Data items
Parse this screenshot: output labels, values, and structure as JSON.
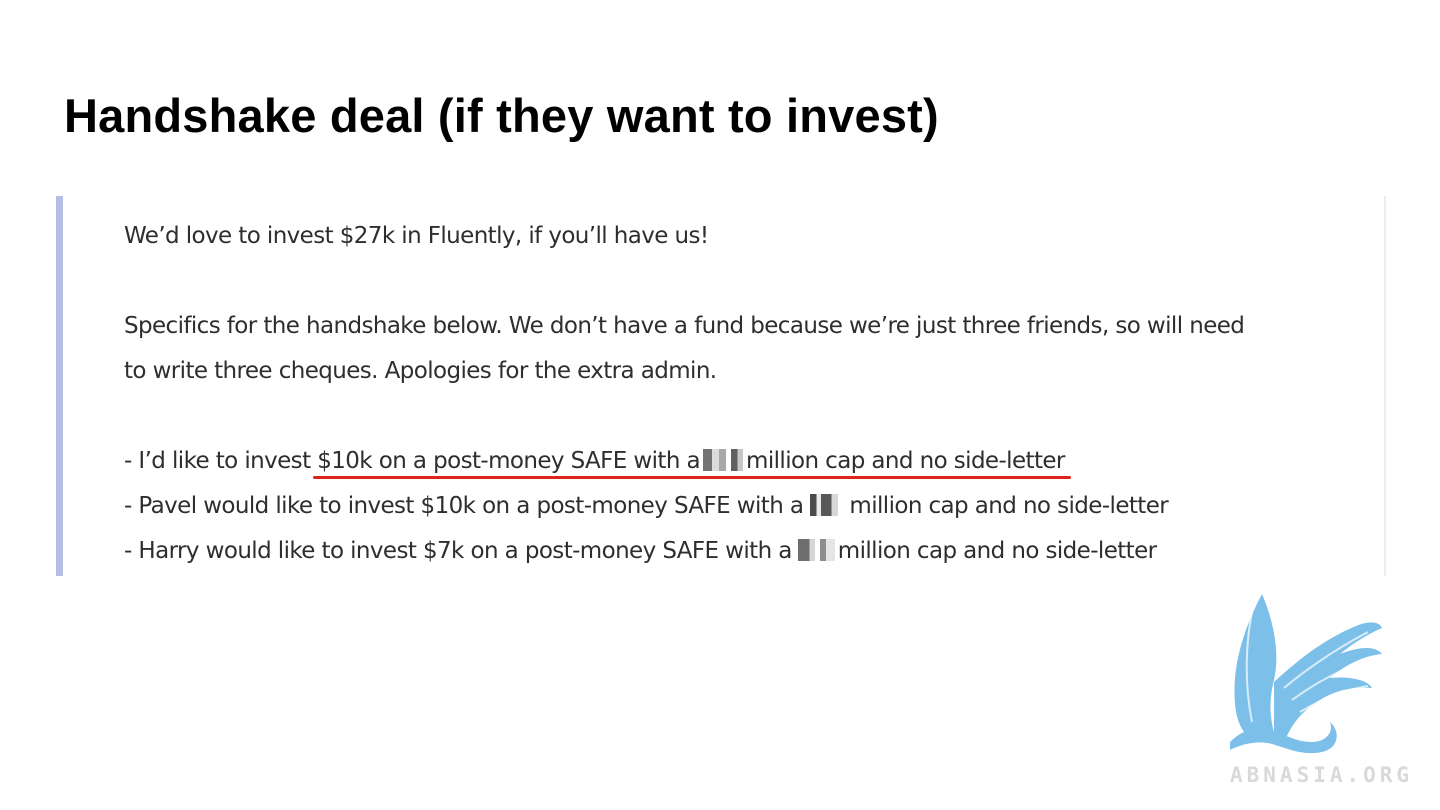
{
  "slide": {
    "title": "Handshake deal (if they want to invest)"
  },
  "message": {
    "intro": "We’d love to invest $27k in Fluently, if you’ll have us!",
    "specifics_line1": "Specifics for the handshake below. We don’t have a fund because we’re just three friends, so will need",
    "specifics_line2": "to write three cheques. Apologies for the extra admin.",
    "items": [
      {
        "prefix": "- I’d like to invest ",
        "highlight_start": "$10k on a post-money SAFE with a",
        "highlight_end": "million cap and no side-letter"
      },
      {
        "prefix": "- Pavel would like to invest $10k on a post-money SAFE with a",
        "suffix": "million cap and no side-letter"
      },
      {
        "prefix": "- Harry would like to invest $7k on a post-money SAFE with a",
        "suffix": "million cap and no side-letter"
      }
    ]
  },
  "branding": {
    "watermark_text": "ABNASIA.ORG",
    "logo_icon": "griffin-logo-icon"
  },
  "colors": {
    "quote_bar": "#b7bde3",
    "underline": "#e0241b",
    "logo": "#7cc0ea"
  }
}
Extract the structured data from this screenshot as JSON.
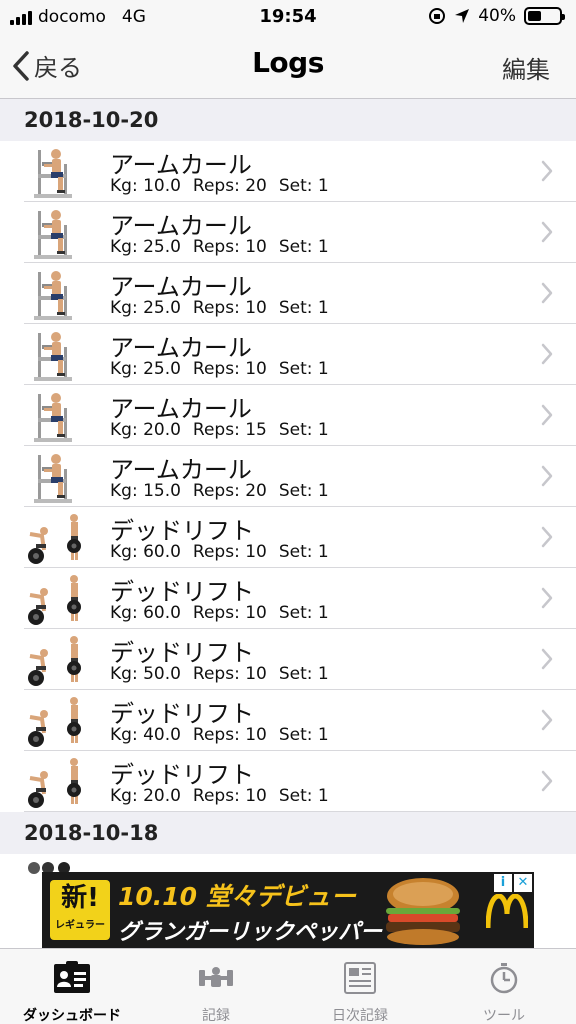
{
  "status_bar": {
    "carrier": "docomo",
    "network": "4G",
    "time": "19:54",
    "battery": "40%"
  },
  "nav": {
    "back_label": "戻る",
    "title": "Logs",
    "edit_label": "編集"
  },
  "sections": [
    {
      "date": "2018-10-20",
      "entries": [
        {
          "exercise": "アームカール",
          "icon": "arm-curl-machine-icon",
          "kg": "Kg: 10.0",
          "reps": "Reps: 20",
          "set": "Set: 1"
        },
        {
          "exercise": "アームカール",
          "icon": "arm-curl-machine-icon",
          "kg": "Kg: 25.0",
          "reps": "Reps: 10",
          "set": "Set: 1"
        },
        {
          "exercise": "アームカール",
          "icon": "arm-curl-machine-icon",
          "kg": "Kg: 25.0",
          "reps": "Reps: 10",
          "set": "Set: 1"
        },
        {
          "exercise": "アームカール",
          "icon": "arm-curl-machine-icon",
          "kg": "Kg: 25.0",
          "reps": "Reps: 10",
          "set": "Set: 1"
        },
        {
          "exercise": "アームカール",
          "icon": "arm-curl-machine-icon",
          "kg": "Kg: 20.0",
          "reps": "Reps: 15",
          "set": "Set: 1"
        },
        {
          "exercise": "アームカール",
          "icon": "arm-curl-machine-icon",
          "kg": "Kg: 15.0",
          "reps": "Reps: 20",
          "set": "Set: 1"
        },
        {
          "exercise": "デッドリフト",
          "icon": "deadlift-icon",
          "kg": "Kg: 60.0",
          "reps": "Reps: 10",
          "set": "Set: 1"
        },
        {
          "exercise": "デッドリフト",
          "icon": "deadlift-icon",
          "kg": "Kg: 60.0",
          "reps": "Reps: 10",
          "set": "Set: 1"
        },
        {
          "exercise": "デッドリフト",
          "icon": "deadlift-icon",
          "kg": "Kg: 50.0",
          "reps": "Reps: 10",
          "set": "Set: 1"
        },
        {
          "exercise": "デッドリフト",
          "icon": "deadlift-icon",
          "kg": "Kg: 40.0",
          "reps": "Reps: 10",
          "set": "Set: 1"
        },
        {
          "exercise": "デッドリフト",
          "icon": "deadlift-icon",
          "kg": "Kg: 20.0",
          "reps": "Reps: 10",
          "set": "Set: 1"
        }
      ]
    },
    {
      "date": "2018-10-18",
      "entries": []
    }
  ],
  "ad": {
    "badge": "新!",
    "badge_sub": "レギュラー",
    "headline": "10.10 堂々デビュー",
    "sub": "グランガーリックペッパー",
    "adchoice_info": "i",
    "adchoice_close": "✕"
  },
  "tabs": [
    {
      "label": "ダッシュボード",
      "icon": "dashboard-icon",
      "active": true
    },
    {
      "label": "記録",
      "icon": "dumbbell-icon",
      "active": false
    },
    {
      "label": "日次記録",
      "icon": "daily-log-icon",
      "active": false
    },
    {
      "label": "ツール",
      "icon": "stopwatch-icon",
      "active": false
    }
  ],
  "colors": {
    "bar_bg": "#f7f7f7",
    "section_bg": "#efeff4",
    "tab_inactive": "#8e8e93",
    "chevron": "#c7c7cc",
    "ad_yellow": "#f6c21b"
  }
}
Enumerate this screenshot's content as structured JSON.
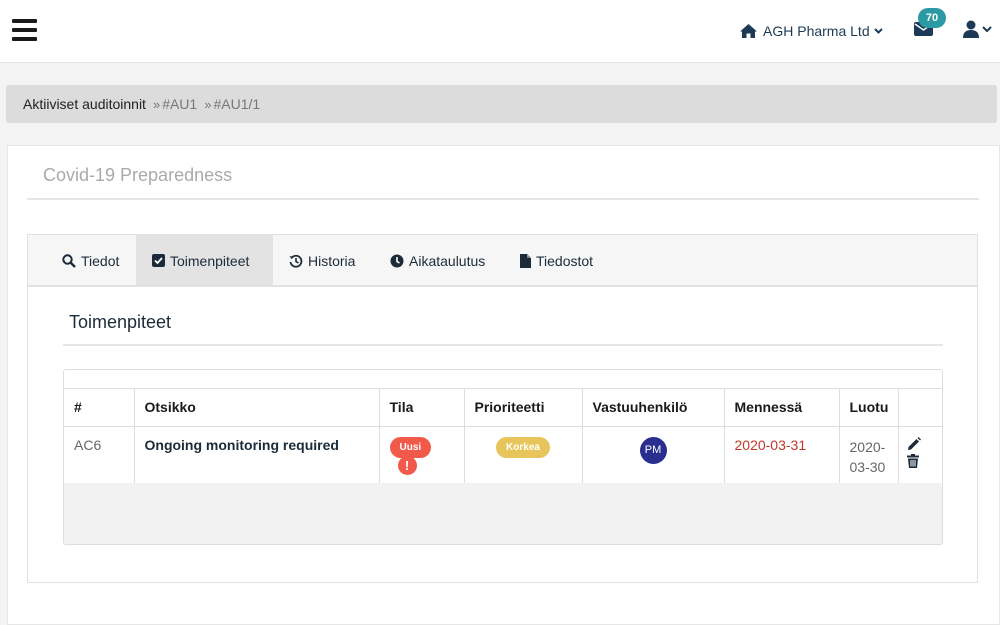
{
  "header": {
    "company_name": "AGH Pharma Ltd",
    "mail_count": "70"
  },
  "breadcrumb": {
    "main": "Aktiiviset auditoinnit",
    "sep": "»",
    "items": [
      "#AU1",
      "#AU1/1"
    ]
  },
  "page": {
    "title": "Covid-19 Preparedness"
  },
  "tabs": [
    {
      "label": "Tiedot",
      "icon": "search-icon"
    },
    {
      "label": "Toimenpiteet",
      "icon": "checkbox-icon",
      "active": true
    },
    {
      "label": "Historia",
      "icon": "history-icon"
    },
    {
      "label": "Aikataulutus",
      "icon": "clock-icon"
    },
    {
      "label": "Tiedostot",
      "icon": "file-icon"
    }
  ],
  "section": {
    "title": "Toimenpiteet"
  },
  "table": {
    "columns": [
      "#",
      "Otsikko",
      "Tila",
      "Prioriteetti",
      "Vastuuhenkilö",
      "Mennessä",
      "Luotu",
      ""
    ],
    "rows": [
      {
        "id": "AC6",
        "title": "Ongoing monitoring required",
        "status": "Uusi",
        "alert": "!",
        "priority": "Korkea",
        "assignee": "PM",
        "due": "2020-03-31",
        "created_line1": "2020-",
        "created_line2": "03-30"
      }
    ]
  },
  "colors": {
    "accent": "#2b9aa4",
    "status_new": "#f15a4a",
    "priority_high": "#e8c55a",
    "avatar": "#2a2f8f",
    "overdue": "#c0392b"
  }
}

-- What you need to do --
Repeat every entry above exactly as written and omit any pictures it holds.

-- Written solution --
Parse this screenshot: output labels, values, and structure as JSON.
{
  "slide": {
    "title": "Handshake deal (if they want to invest)"
  },
  "message": {
    "intro": "We’d love to invest $27k in Fluently, if you’ll have us!",
    "specifics_line1": "Specifics for the handshake below. We don’t have a fund because we’re just three friends, so will need",
    "specifics_line2": "to write three cheques. Apologies for the extra admin.",
    "items": [
      {
        "prefix": "- I’d like to invest ",
        "highlight_start": "$10k on a post-money SAFE with a",
        "highlight_end": "million cap and no side-letter"
      },
      {
        "prefix": "- Pavel would like to invest $10k on a post-money SAFE with a",
        "suffix": "million cap and no side-letter"
      },
      {
        "prefix": "- Harry would like to invest $7k on a post-money SAFE with a",
        "suffix": "million cap and no side-letter"
      }
    ]
  },
  "branding": {
    "watermark_text": "ABNASIA.ORG",
    "logo_icon": "griffin-logo-icon"
  },
  "colors": {
    "quote_bar": "#b7bde3",
    "underline": "#e0241b",
    "logo": "#7cc0ea"
  }
}
Extract the structured data from this screenshot as JSON.
{
  "status_bar": {
    "carrier": "docomo",
    "network": "4G",
    "time": "19:54",
    "battery": "40%"
  },
  "nav": {
    "back_label": "戻る",
    "title": "Logs",
    "edit_label": "編集"
  },
  "sections": [
    {
      "date": "2018-10-20",
      "entries": [
        {
          "exercise": "アームカール",
          "icon": "arm-curl-machine-icon",
          "kg": "Kg: 10.0",
          "reps": "Reps: 20",
          "set": "Set: 1"
        },
        {
          "exercise": "アームカール",
          "icon": "arm-curl-machine-icon",
          "kg": "Kg: 25.0",
          "reps": "Reps: 10",
          "set": "Set: 1"
        },
        {
          "exercise": "アームカール",
          "icon": "arm-curl-machine-icon",
          "kg": "Kg: 25.0",
          "reps": "Reps: 10",
          "set": "Set: 1"
        },
        {
          "exercise": "アームカール",
          "icon": "arm-curl-machine-icon",
          "kg": "Kg: 25.0",
          "reps": "Reps: 10",
          "set": "Set: 1"
        },
        {
          "exercise": "アームカール",
          "icon": "arm-curl-machine-icon",
          "kg": "Kg: 20.0",
          "reps": "Reps: 15",
          "set": "Set: 1"
        },
        {
          "exercise": "アームカール",
          "icon": "arm-curl-machine-icon",
          "kg": "Kg: 15.0",
          "reps": "Reps: 20",
          "set": "Set: 1"
        },
        {
          "exercise": "デッドリフト",
          "icon": "deadlift-icon",
          "kg": "Kg: 60.0",
          "reps": "Reps: 10",
          "set": "Set: 1"
        },
        {
          "exercise": "デッドリフト",
          "icon": "deadlift-icon",
          "kg": "Kg: 60.0",
          "reps": "Reps: 10",
          "set": "Set: 1"
        },
        {
          "exercise": "デッドリフト",
          "icon": "deadlift-icon",
          "kg": "Kg: 50.0",
          "reps": "Reps: 10",
          "set": "Set: 1"
        },
        {
          "exercise": "デッドリフト",
          "icon": "deadlift-icon",
          "kg": "Kg: 40.0",
          "reps": "Reps: 10",
          "set": "Set: 1"
        },
        {
          "exercise": "デッドリフト",
          "icon": "deadlift-icon",
          "kg": "Kg: 20.0",
          "reps": "Reps: 10",
          "set": "Set: 1"
        }
      ]
    },
    {
      "date": "2018-10-18",
      "entries": []
    }
  ],
  "ad": {
    "badge": "新!",
    "badge_sub": "レギュラー",
    "headline": "10.10 堂々デビュー",
    "sub": "グランガーリックペッパー",
    "adchoice_info": "i",
    "adchoice_close": "✕"
  },
  "tabs": [
    {
      "label": "ダッシュボード",
      "icon": "dashboard-icon",
      "active": true
    },
    {
      "label": "記録",
      "icon": "dumbbell-icon",
      "active": false
    },
    {
      "label": "日次記録",
      "icon": "daily-log-icon",
      "active": false
    },
    {
      "label": "ツール",
      "icon": "stopwatch-icon",
      "active": false
    }
  ],
  "colors": {
    "bar_bg": "#f7f7f7",
    "section_bg": "#efeff4",
    "tab_inactive": "#8e8e93",
    "chevron": "#c7c7cc",
    "ad_yellow": "#f6c21b"
  }
}
Enumerate this screenshot's content as structured JSON.
{
  "header": {
    "company_name": "AGH Pharma Ltd",
    "mail_count": "70"
  },
  "breadcrumb": {
    "main": "Aktiiviset auditoinnit",
    "sep": "»",
    "items": [
      "#AU1",
      "#AU1/1"
    ]
  },
  "page": {
    "title": "Covid-19 Preparedness"
  },
  "tabs": [
    {
      "label": "Tiedot",
      "icon": "search-icon"
    },
    {
      "label": "Toimenpiteet",
      "icon": "checkbox-icon",
      "active": true
    },
    {
      "label": "Historia",
      "icon": "history-icon"
    },
    {
      "label": "Aikataulutus",
      "icon": "clock-icon"
    },
    {
      "label": "Tiedostot",
      "icon": "file-icon"
    }
  ],
  "section": {
    "title": "Toimenpiteet"
  },
  "table": {
    "columns": [
      "#",
      "Otsikko",
      "Tila",
      "Prioriteetti",
      "Vastuuhenkilö",
      "Mennessä",
      "Luotu",
      ""
    ],
    "rows": [
      {
        "id": "AC6",
        "title": "Ongoing monitoring required",
        "status": "Uusi",
        "alert": "!",
        "priority": "Korkea",
        "assignee": "PM",
        "due": "2020-03-31",
        "created_line1": "2020-",
        "created_line2": "03-30"
      }
    ]
  },
  "colors": {
    "accent": "#2b9aa4",
    "status_new": "#f15a4a",
    "priority_high": "#e8c55a",
    "avatar": "#2a2f8f",
    "overdue": "#c0392b"
  }
}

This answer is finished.